Fortunately, I had Through a Dog’s Ear downloaded on my iPhone. So, I asked if I could send in Sanchez’s calming music with him on my phone. The vet gave me a strange look, and then said, “well…. ok.” About 10 minutes later, he walked Sanchez out of the x-ray room and said, “We’re done. No need to sedate, he laid still and listened to the music. By the way, what is that magical music anyhow?”
I then realized the need for portable calming canine music and that experience planted the seed for iCalmDog. The clinically tested music in CD format was already calming hundreds of thousands of dogs at home and in shelters. What if dogs had a device that played their own music and could be taken anywhere? After all, people listen to their music on their mobile devices. What if Buster had his own specialized music on a player designed for him… sort of like an iPawd for dogs?

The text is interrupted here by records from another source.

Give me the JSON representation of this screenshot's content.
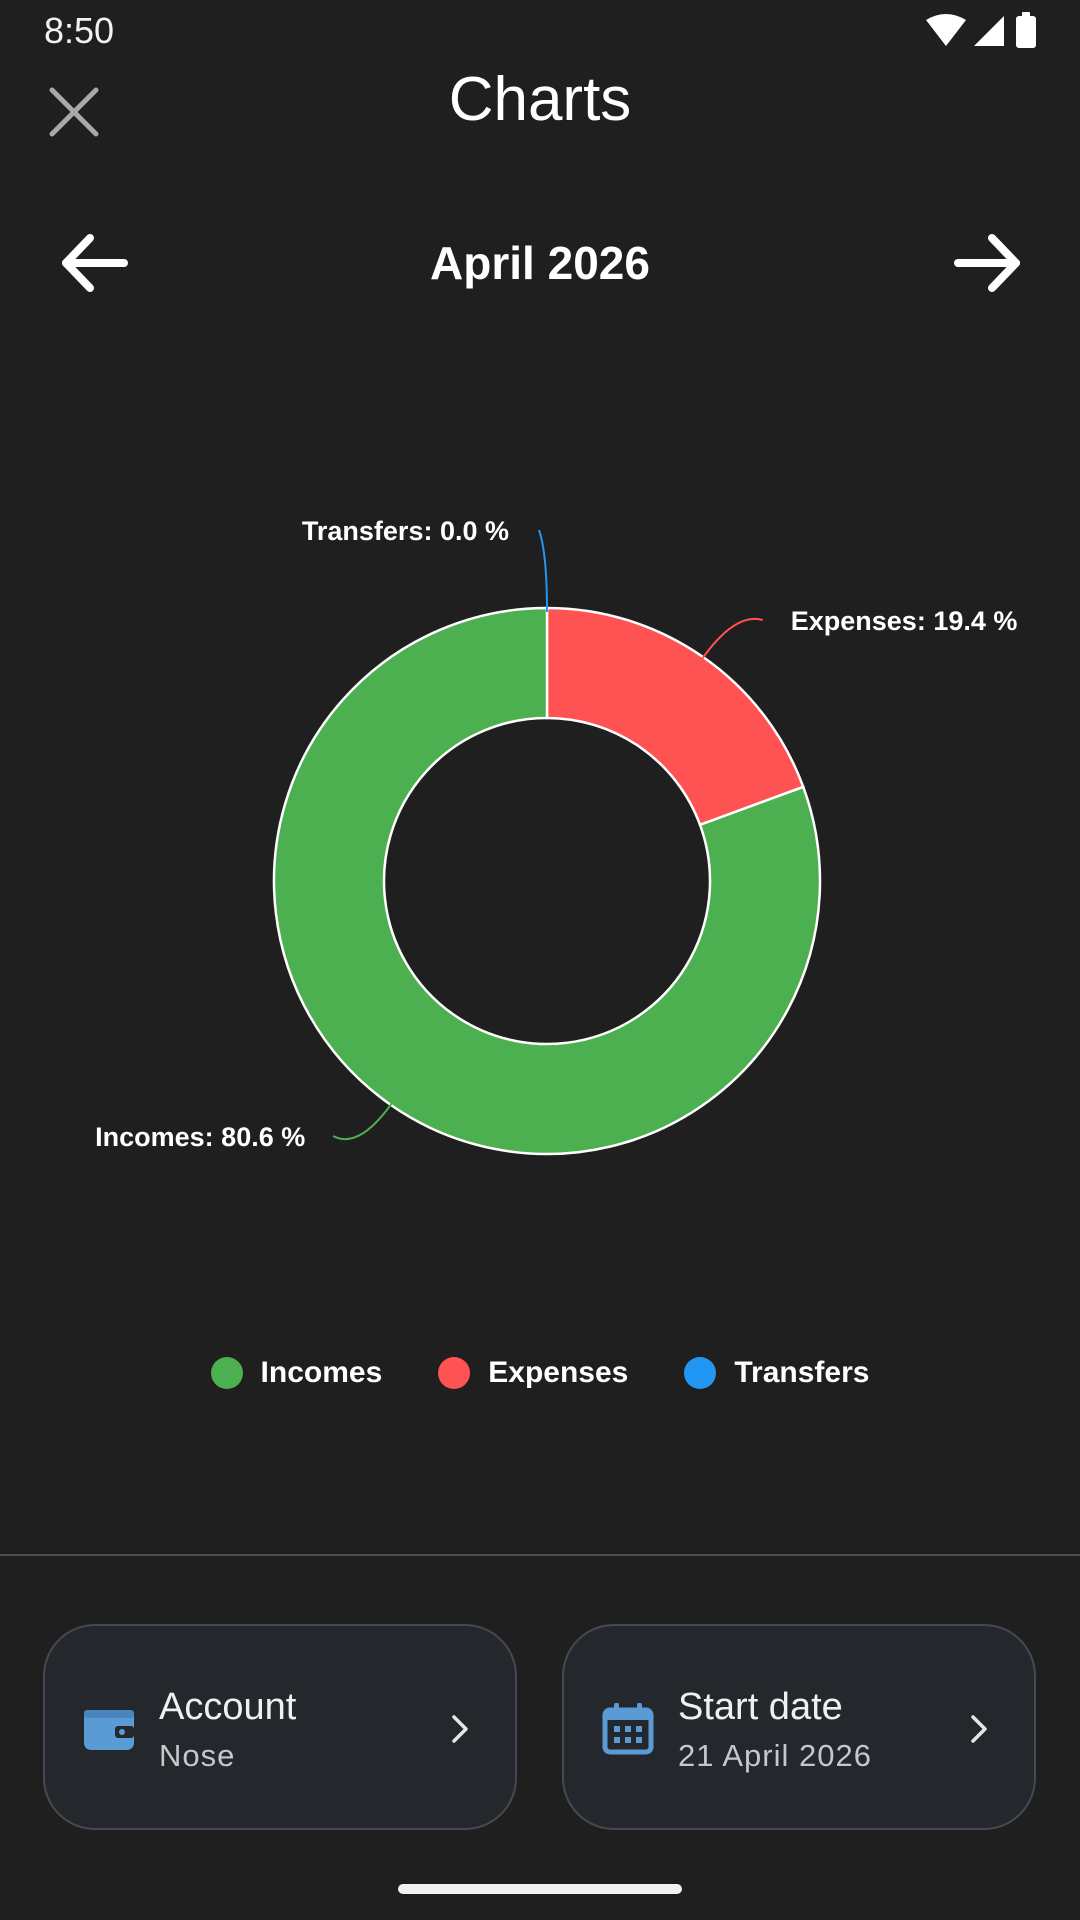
{
  "status_bar": {
    "time": "8:50",
    "icons": [
      "wifi-icon",
      "signal-icon",
      "battery-icon"
    ]
  },
  "app_bar": {
    "title": "Charts",
    "close_icon": "close-icon"
  },
  "month_nav": {
    "label": "April 2026",
    "prev_icon": "arrow-left-icon",
    "next_icon": "arrow-right-icon"
  },
  "chart_data": {
    "type": "pie",
    "style": "donut",
    "categories": [
      "Incomes",
      "Expenses",
      "Transfers"
    ],
    "values": [
      80.6,
      19.4,
      0.0
    ],
    "colors": [
      "#4caf50",
      "#ff5252",
      "#2196f3"
    ],
    "labels": [
      "Incomes: 80.6 %",
      "Expenses: 19.4 %",
      "Transfers: 0.0 %"
    ],
    "legend_position": "bottom"
  },
  "legend": [
    {
      "label": "Incomes",
      "color": "#4caf50"
    },
    {
      "label": "Expenses",
      "color": "#ff5252"
    },
    {
      "label": "Transfers",
      "color": "#2196f3"
    }
  ],
  "cards": {
    "account": {
      "title": "Account",
      "value": "Nose",
      "icon": "wallet-icon",
      "icon_color": "#5b9bd5"
    },
    "start_date": {
      "title": "Start date",
      "value": "21 April 2026",
      "icon": "calendar-icon",
      "icon_color": "#5b9bd5"
    }
  }
}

It turned out Sanchez was diagnosed with a slipped disc in his neck. Fortunately, he responded very well to acupuncture treatment, and it literally saved his life. Little did I know then how much I would need him to lay still during treatment. Taking iCalmDog to the vet clinic became a routine for us. Well, until my vet supplied iCalmDogs in all of her treatment rooms, so I didn’t need to bring my own.
More recently, Sanchez was recovering from E. coli. It was really touch-and-go for awhile, and I feared I was going to lose him. During that time, I was giving him subcutaneous fluids daily, cooking all his meals, and trying to never leave home alone. I was worried sick. My 13 and 1/2 year old Labrador seemed suddenly very old and frail. For a 3-week period, I was playing his favorite calming music, Elderly Canine on his iCalmDog almost around the clock. The soothing sound tracks were such a comfort to us both, I’m not sure who it helped more. And while he wasn’t up for his nightly bonding time through training, we shared some very tender moments together listening to music.
I’ll never know the full impact of music in his healing process, I’m just so grateful that Sanchez is just about back to his normal old self. And while we’re again training every night with yummy treats, we’ve also been enjoying some cuddle time together in the evenings while listening to his favorite music.
Has music helped heal your dog (or you)? Thanks for sharing your experiences in a comment below.
(Aside note: I can’t tell you how rewarding it is to walk into a very quiet vet clinic, see calm pets, and hear nothing except music especially designed for dogs and cats. I gave up my concert career to create music for our beloved 4-leggeds, and this is one of the ways I’m reminded that it was worth it.)